The horizon run is equally obtuse when you move too slowly. Sonic has a quick trot by default, along with a run button and two dash moves/attacks to get him really moving. He can wall run, double jump, the works. But when he isn't flying at warp speed, Lost World loses all focus as a platform game. The view makes it difficult to judge distance in jumps, and the lock-on mode I mentioned is so scattershot that at times it feels like it is actively working against the player. The biggest issue is the transition between uncontrollable super speed and yawn-inducing no speed is so jarring, usually in the form of a hit enemy or wall, that the flow of the level is completely blown and what was fun for a second or two becomes a painful slog to the next speed point or enemy encounter. If I had to answer a question on whether Lost World was better at high speed or low, I'd have to say neither.

The side scrolling portions suffer the same fate. The fast is too fast, the slow is way too slow. As a fast character, it feels ridiculous to have to pause to line up a precise platform jump, but it feels equally ridiculous to miss a jump or item because you were moving too fast to react as it flies by. These 2D segments highlight this weakness even more than the 3D horizon ones do, as the horizon ones can be explained away with the seemingly reasonable (at first) logical fallacy of "different paths" to the goal. The goal is always either the center of the screen (horizon) or one side of it (side scrolling); missing stuff because of extreme speed and barely caring because of low speed means neither gameplay idea works. Lost World's gameplay is strike three for Sega's hedgehog.

So where does that leave us? I realize I'm going to rustle some jimmies with this one but... Dear Sega, it is time to stop making games starring Sonic the Hedgehog altogether. Let the character die. Bury him next to Bubsy, Gex, Aero the Acrobat, Vectorman and every other 16-bit platform star who was allowed to go quietly into that good night. Sonic is no longer a good or even passable video game character. His story is always the same and is never interesting. His friends are lame. His quest is lame. His scriptwriters are hacks and his voice actor is among the most annoying on the planet. Keeping things the same doesn't work. Re-imagining things doesn't work.

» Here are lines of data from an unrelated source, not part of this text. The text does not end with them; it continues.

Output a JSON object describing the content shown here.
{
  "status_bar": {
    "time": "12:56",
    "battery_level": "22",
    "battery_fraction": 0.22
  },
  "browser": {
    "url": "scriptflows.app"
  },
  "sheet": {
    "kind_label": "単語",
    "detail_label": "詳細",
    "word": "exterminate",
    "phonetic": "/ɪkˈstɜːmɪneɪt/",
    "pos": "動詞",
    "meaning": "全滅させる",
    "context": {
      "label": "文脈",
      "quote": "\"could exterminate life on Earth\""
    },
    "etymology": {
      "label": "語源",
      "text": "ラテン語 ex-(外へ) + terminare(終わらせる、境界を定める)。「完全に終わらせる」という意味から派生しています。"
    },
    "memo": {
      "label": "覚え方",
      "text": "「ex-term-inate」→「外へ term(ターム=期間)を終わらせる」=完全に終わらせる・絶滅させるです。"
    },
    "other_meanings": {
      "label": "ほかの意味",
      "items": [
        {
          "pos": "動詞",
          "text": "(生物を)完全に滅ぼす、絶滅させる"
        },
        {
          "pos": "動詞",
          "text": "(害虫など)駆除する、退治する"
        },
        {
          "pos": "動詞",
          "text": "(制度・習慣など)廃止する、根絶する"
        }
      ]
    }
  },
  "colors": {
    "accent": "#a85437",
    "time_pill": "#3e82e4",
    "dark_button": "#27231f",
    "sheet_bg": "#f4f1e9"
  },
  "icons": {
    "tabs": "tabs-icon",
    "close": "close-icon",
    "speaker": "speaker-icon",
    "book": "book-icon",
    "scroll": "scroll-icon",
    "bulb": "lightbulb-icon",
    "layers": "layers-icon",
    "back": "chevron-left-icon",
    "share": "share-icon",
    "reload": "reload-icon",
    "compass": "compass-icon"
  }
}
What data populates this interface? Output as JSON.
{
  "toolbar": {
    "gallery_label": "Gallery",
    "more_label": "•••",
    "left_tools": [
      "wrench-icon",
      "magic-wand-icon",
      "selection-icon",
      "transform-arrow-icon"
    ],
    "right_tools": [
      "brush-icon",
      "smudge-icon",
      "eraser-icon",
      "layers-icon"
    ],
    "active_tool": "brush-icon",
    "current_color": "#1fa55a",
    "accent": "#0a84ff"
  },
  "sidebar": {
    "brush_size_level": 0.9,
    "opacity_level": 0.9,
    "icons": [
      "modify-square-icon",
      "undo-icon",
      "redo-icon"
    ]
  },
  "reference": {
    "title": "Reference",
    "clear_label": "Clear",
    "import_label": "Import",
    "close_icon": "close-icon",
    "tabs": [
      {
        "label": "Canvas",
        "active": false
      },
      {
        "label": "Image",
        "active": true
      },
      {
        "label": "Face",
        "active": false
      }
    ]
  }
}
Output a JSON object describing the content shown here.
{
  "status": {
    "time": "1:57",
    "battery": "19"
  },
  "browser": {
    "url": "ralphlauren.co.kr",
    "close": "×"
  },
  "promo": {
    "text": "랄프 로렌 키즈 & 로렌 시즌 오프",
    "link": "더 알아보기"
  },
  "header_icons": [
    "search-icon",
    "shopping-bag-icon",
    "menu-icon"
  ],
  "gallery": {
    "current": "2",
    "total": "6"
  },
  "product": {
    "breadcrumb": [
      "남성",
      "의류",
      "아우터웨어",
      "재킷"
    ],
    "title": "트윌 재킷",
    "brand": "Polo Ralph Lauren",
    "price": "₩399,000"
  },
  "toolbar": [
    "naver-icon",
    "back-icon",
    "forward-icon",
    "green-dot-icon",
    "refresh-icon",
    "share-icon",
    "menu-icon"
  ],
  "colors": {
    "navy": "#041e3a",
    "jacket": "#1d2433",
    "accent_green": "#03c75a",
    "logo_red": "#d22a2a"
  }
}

New ideas don't work. Old ideas don't work. Stolen ideas (why is Mario being so cool about Sonic stealing his levels?) don't work. Nothing works. Sonic: Lost World isn't the worst game Sonic has ever starred in, and that is what is perhaps saddest of all. If you asked pre-teen Jason if Sonic the Hedgehog would ever die, I'd get all adolescent indignant and tell you, "no way!" Adult Jason is quite the opposite; I'm now wishing Sega would lay this once great mascot to rest. Please, Sega, no more.

Final Rating: 35%. Is it time to put Sonic out to pasture?